If the print run is modest - say 10,000 - and the book was worth, say, $20, you'd get $10k advance based on, say, 5%, less 15% for your agent. If the book barely sells, you'll never see another penny, but you don't have to repay the publisher that shortfall; this is their cost of doing business (and they won't love you for it). Obviously big sellers have 100,000s of books printed.

Now the editor is totally in charge. She will probably want re-writes, things that may appal you, but that you will have to approve because she's now the boss; the publisher owns the printing rights (U.S., English, Foreign, Film, whatever you agreed to). She could insist on a new title. What she says goes.

The art department is brought in to design the cover and the writer has little or no say in that. (I rather like my own, but they won't use it.) You'll have little input as to the font used, the paper, hard or soft cover. You've sold those rights.
The book is printed perhaps a year after the publisher gets hold of it, because it sits in a print queue behind others.

In the olden days, the publicity department now would be involved, preparing to launch you and your book to fame and glory. No more, it seems.

You will be expected to promote the book pending that launch date, at your own expense, probably, because publishers are beginning to frown on these expenses.

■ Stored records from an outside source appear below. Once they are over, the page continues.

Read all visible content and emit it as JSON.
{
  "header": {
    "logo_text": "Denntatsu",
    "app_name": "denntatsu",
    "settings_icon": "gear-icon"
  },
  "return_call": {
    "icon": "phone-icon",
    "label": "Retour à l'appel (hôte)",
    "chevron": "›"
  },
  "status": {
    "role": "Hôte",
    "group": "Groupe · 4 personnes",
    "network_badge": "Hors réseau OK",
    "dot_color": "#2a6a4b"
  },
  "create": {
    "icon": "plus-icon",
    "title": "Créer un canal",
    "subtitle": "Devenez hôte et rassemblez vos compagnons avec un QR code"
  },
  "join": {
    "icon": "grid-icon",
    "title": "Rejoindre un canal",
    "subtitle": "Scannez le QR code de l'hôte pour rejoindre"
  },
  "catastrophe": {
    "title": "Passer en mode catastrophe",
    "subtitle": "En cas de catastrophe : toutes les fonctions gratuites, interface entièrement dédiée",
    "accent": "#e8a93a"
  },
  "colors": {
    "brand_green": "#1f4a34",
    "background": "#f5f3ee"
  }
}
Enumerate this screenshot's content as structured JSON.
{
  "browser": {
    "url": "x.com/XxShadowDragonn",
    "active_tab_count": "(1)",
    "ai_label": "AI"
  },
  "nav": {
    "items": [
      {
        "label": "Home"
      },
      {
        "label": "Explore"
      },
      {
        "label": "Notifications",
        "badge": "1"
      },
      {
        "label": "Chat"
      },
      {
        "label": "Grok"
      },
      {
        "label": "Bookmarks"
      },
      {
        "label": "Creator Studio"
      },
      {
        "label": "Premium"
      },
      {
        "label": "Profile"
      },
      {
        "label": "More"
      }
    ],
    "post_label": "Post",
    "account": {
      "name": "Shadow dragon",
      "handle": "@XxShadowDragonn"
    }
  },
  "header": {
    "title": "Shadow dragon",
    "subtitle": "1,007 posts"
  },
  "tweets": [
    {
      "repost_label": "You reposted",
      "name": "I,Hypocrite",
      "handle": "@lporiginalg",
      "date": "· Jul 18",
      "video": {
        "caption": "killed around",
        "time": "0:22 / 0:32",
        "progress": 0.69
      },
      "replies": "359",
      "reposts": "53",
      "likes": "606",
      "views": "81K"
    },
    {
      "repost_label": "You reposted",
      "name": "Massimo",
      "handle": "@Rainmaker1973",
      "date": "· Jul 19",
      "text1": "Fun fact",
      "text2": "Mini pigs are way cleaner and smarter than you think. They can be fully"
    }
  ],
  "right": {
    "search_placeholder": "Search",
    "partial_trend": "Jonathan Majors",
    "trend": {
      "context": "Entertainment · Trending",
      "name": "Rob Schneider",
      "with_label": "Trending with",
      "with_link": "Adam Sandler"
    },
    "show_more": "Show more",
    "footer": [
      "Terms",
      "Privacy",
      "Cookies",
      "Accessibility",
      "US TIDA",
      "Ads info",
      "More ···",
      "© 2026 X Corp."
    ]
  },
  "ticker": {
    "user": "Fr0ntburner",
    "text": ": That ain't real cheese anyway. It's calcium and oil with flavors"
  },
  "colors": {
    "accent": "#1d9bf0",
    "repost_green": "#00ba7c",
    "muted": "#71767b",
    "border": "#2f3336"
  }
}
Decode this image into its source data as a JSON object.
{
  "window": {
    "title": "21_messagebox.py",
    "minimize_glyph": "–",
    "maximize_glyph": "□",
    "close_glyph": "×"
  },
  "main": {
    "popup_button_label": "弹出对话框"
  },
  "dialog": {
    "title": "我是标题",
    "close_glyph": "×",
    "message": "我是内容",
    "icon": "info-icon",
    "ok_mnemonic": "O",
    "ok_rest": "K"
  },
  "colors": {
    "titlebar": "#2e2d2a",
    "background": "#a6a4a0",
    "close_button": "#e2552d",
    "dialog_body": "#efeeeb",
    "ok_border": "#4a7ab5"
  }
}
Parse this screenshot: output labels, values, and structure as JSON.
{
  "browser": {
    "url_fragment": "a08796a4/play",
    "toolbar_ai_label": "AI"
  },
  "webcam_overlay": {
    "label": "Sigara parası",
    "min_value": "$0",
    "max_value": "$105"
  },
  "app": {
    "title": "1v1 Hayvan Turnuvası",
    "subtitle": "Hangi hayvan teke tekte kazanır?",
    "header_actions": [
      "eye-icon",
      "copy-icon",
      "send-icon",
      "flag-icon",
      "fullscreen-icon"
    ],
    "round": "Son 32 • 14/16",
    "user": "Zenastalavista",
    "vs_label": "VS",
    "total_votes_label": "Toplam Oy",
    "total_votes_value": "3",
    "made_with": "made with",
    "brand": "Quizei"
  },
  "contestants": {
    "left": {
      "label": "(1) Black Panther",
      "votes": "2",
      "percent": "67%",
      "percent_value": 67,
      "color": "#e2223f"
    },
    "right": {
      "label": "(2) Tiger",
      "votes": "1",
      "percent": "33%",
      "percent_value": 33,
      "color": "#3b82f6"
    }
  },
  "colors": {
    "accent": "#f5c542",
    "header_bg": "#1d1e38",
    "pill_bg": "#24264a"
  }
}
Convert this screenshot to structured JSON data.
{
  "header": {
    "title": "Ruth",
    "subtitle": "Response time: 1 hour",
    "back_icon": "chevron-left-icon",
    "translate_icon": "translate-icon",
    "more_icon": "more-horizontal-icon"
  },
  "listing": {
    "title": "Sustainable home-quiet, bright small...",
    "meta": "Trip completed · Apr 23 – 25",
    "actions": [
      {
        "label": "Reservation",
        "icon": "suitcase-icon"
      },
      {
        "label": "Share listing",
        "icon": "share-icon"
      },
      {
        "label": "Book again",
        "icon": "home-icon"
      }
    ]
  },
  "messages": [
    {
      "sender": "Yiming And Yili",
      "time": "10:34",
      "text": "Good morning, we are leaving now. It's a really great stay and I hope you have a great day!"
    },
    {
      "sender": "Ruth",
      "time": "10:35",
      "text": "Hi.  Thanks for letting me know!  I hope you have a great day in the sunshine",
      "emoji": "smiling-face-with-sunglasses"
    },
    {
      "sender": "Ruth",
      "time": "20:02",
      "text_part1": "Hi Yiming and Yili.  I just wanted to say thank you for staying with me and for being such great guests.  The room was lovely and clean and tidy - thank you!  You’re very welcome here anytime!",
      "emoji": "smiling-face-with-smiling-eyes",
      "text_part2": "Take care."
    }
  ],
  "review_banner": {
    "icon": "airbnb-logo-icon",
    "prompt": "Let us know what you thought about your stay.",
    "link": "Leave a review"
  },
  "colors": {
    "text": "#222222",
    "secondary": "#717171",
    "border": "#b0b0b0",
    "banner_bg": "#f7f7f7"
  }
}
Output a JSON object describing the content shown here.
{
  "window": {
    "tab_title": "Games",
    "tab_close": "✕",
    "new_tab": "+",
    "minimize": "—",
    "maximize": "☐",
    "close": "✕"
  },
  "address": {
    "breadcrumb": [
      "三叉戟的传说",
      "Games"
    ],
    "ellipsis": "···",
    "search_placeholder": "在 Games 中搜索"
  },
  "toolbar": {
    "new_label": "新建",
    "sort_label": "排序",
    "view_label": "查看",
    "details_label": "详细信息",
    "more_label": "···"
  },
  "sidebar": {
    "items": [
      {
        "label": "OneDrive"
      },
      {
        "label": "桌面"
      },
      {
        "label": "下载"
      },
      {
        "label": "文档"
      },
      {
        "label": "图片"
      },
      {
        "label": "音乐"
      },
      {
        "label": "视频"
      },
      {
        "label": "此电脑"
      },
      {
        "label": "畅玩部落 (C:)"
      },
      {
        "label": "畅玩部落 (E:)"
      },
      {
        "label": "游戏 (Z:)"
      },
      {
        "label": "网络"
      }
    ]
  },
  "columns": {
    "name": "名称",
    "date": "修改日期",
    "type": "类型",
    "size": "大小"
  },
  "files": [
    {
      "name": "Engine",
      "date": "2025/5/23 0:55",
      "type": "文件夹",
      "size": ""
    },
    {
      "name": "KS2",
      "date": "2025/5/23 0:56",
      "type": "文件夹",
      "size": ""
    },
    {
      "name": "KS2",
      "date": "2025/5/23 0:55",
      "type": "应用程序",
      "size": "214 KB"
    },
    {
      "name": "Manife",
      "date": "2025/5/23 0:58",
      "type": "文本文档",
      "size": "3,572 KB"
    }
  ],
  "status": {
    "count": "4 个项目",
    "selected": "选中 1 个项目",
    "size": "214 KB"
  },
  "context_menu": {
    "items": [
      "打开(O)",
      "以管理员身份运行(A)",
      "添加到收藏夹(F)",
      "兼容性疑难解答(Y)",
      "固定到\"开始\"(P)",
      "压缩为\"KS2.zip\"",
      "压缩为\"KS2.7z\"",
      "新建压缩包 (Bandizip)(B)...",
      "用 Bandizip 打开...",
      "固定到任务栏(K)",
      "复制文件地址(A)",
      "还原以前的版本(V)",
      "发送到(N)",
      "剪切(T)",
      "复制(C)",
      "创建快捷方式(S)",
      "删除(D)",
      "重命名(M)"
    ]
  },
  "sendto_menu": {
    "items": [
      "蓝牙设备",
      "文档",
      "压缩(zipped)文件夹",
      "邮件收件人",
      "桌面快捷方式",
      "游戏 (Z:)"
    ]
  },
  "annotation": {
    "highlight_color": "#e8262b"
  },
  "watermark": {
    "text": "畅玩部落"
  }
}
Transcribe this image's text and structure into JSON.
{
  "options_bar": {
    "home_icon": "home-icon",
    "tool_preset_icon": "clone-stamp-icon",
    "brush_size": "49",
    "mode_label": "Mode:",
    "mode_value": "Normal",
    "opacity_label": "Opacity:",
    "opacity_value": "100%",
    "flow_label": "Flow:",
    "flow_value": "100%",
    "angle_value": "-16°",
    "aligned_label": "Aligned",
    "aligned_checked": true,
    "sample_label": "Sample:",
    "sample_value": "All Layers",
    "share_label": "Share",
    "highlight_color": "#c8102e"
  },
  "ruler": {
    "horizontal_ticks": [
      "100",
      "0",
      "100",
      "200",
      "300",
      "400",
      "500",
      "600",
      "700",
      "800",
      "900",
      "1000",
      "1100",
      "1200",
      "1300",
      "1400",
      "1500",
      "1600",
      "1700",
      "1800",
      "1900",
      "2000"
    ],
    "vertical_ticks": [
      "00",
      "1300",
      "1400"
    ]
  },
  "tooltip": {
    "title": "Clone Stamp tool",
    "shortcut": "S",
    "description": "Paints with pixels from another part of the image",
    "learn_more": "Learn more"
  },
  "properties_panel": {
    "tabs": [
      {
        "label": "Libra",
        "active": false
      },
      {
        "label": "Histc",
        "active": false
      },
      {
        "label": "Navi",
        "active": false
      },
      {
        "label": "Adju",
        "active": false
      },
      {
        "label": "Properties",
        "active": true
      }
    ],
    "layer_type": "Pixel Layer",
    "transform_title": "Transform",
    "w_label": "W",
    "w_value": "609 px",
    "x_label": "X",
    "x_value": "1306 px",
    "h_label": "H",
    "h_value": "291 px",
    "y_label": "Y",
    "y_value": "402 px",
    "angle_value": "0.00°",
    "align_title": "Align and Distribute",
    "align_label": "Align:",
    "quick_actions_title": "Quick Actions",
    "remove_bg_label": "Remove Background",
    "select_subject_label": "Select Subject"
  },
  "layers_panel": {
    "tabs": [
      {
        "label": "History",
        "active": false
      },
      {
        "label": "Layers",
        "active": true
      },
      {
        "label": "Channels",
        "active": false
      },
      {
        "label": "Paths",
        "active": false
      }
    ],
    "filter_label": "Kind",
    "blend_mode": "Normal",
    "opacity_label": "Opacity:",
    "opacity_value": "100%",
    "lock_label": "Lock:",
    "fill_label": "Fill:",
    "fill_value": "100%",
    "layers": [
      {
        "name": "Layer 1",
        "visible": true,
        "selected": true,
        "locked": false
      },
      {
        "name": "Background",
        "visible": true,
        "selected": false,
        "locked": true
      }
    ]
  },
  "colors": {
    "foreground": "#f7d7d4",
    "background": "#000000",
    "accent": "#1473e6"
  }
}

I have no idea what's involved in publicity. I'm currently finding out as much as I can online. I know it's early days, considering my book might not even find a publisher, but I believe in being prepared. I want to know everything I can about this business.

The book is distributed to stores. You arrange to do book signings, interviews, etc. Again, the cost of travel, business cards, little promotional gifts, e.g. bookmarks, is your expense against any revenue.

From all sales, Royalties of 5% to 15% are calculated, the advance is deducted, and the balance is sent to the agent, who subtracts 15% and again sends you the change. Royalties are calculated about every 6 months only. As I said earlier, if the book never makes enough to cover that original advance, you still get to keep it. Perhaps the publisher will play nice if he thinks your next book will recoup these losses for his company, or he could choose not to deal with you again.

Regarding how little control you have over your book once it's picked up, this undoubtedly becomes more relaxed with any future work, as and if you become more important as a writer. Obviously the likes of Harlan Coben, Dean Koontz, Stephen King, et al, have a huge say in the final product. I can't imagine any publisher telling them what to do.

As I said at the beginning, this is purely my understanding of the process. If any of you can offer more detail, or need to correct me, please do.

As writers poring over our work, hoping against hope that this time we're going to make it, we see the path ahead a bit like the Yellow Brick Road. We finish our amazing story, polish it to a shimmering wonder, and start the query process, already acknowledging that it's not going to be easy. We've read that much, at least. But we hardly know more. It seems to end there, and we ecstatically jump all the next steps to the point where we are standing on some community stage somewhere, giving a reading to a rapt audience. Ahem, wait a second. Not quite yet.

So that's why I wrote today's post.

I've added a couple of associated links here, that you could have missed. They're pertinent - one very funny, Intern Spills, and the other a fascinating look at the Michael Stanley Kubu journey at Anne Mini's blog. I notice that the advance here was split into three, one on signing, one on manuscript acceptance (unsure what that means) and one on publication. Everyone's different.

Please tell me how your Yellow Brick Road is going for you.

Hey, Happy Canada Day, eh!